Good creative web design articles can provide a lot of things, depending what the topic is concerning. Most importantly they help website creators bridge the gap between conceptual ideas of how a website should work, with the reality of what gets readers to look at, use, and repeatedly visit a site (i.e., traffic). After all, what’s the point of building a website if there’s no one available to read and utilize what it offers?
Teaching the End Goal
The first significant benefit is that design articles repeatedly inform a reader about the principle of how website users think. It’s not enough to create a site; the designer has to create a site that is useful for a visitor. And to do that, the designer has to get into the mind of the user and determine what he or she needs or wants. Design articles discuss and frequently cover multiple ways to find out how visitors think, what makes them tick, what offends them and what attracts based on past practices. These can save a designer a tremendous amount of energy and work doing their research just to find out the same thing.
Identifying Pitfalls Ahead of Time
The second significant benefit is the identification of pitfalls and traps that can otherwise waste a lot of money, time and energy as well, where pre-knowledge would allow focusing work in the right direction. For example, understanding what sort of things in a creative web design that makes a reader has to work to find what he or she is after is a poor idea. They get people frustrated, they then get annoyed, and then traffic drops or dies off. Finding this out the hard way after doing a ton of work to see it produce next to nothing is a painful lesson to sit through.
Learning how to manage attention with various media is an essential skill in creative web design. Building a website is not simply about putting a bunch of content together with photos and calling it a day. There needs to be a strategy about how things are put together, where a reader will be taken when he or she arrives, where the information flow should bring them to for a call to action and so on. Every piece of a website should be contributing to the overall goal of having someone read it in the first place. Design articles can be immensely helpful showing tips and methods on how to make this concept a reality.
Creative web design today can serve the same function as magazine ads and display, but there is a definite science to it. And a lot of the work starts before the website is even complete.
Identification of market strategy, market goals, target consumers, sales goals, action expectations, and support are all part of the building up before the website coding even happens. Fortunately, one doesn’t need to take a series of classes to learn all the above. Instead, articles can provide a lot of the basics with full explanations, how-to’s, steps, background, and reasoning for each component. With a bit of time and research, one can easily get the equivalent of a full semester of marketing via dedicated reading.

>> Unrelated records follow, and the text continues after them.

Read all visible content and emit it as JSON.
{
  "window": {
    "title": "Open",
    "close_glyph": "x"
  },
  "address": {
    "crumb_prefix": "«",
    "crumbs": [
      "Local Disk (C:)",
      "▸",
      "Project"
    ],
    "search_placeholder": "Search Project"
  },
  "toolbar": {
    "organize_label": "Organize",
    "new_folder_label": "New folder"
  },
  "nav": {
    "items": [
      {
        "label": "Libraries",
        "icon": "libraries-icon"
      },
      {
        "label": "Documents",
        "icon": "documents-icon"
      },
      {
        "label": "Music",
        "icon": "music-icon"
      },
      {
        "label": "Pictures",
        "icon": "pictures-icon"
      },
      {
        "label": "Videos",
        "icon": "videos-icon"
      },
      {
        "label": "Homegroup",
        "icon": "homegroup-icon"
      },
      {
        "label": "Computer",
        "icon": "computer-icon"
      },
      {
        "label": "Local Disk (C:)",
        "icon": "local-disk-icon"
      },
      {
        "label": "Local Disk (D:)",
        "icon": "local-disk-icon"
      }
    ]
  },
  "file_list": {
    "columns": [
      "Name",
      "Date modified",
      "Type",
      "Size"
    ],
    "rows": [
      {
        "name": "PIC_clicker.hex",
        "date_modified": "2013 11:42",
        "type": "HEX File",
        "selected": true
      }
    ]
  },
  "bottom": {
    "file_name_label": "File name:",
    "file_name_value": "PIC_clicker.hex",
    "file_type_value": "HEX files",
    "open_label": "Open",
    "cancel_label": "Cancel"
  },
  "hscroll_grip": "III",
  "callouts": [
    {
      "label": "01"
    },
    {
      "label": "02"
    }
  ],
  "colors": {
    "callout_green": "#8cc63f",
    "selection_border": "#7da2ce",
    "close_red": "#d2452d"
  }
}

Learning to Simplify
Part of the problem with misguided websites is that they tend to be cluttered and stuffed with too much, making the site unwieldy and hard to visit. Excellent sites are amazingly simple in approach, design, and function. People can navigate and find what they want right away, connecting the need for the solution in record time. Design articles are a great source for this approach put into practice with case examples and real-life success stories. There is no better way to learn to create successful designs than to see it in action.
95Visual is a regularly updated source for creative web design work and discussion, featuring a good library of articles for reference and use. And that's half the battle of creating a good website: finding the knowledge to use and apply to create a superb site to visit. In addition to supplying a reference for use, we look to external resources for inspiration as well. http://www.creativebloq.com/, https://muz.li/, http://www.redlemonclub.com/ are all websites that have great articles on website design, or you can always Google “best [enter relevant adjective] website designs of [current year].”